When was the last time you gave your culture a checkup? Are your policies and environment supporting or hindering those who are trying to embrace a healthy lifestyle? Culture audits are extremely valuable to assess where your company is on its path to wellness and what your potential barriers may be.
So if you've never audited your culture before, it's been a while since you have, or if you're planning an audit in the near future, use this post as your go-to audit checklist to make sure your health culture audit goes smoothly. Keep in mind that in most cases, you’ll probably want to pair up with someone with an analytical mind for this, whether that be someone in your in-house department or an outsourced expert.
What does a culture of health look like?
Here at TotalWellness, we talk a lot about building a culture of health and wellness, but sometimes that can be hard to define. So before we go too much further, let’s all get on the same page. According to William Baun, president of the National Wellness Institute, “In a culture of health, employee well-being and organizational success are inextricably linked. It aligns leadership, benefits, policies, incentives, programs and environmental supports to reduce barriers to active engagement and sustainability of healthy lifestyles.” Key elements also include:
- People who effectively support each other in achieving their lifestyle goals.
- Formal and informal polices and procedures that make the healthy choice the easy choice.
- Employees who work and play well together.
- Treating employee health as a business imperative.
- A sense of community, a shared vision and positive outlook.
Benefits of a Culture Audit
If you are on the fence about the need for offering a health culture audit, consider this scenario. Is healthy eating a priority, yet there continues to be unhealthy food choices at meetings and other employee events? These types of scenarios send mixed messages and decrease the impact of your wellness program. An audit can be a valuable tool in discovering certain aspects of your organizational culture that may be interfering with wellness efforts. Here are a few other benefits:
- Guide the actions of your wellness committee/team.
- Help make the worksite more supportive of healthy behaviors through policy and environment changes.
- Identify the unwritten “norms” and rules.
- Determine whether you culture is optimized to achieve your goals.
- Improve the overall culture.
- Recharge your wellness program - spark life into a new strategy and direction.
Components of a Culture Audit
Finally, let’s talk about how to complete a culture audit. Health culture auditing follows a simple three-step process:
Gather information. If possible interview stakeholders, conduct focus groups, survey employees, tour buildings, take photos, eat lunch in the cafeteria, and review internal documents to really evaluate workplace culture.
Identify critical holes and weak spots. Start asking questions. What do management and employees perceive as important? Are their synergies? You could also use a SWOT analysis to find your strengths, weaknesses, opportunities and threats.
After you have collected data and reviewed results, you'll want to prepare a summary and recommendations to senior management.
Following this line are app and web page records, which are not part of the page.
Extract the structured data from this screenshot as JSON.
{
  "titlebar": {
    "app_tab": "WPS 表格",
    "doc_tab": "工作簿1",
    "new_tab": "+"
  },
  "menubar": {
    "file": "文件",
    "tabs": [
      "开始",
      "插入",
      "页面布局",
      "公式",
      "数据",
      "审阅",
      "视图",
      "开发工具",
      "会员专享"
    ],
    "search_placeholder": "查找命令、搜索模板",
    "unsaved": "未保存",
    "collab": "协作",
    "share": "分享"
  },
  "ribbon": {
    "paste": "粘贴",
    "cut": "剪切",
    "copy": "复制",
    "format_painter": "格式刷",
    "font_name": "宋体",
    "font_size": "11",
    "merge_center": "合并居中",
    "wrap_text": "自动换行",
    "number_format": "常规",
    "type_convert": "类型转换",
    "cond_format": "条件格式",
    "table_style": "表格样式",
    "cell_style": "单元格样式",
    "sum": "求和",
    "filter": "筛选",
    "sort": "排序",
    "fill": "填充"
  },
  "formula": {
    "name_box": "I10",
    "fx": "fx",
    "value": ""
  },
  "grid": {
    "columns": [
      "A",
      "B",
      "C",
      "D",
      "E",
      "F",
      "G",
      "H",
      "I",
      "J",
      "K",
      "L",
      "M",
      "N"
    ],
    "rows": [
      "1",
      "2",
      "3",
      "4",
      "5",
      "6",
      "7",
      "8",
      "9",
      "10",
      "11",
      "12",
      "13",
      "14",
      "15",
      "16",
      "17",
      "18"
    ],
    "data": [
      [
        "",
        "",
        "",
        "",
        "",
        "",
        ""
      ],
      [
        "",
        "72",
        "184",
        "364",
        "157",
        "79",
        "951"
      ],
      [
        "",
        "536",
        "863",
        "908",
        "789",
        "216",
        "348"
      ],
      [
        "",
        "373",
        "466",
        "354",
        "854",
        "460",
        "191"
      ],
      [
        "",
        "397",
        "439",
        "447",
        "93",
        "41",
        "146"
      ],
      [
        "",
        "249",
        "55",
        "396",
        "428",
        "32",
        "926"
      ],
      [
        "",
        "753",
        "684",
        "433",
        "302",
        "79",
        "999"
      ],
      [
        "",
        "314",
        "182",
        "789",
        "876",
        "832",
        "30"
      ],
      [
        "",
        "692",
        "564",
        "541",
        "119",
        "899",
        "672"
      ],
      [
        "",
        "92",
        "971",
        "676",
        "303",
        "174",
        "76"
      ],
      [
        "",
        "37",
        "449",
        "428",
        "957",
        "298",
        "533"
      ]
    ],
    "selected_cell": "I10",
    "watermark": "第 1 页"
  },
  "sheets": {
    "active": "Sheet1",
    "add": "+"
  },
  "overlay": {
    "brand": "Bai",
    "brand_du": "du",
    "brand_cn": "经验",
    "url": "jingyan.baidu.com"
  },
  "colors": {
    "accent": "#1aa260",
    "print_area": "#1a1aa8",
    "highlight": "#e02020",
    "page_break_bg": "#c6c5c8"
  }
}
Prioritize the changes that will have the greatest impact.
If you have a limited budget or a do-it-yourself attitude, you can choose from a variety of free resources:
Completing a health culture audit can serve as important reminder that employee wellness doesn’t happen in a vacuum. While the process takes time, the results can be enlightening and lead to improvements in your corporate wellness program.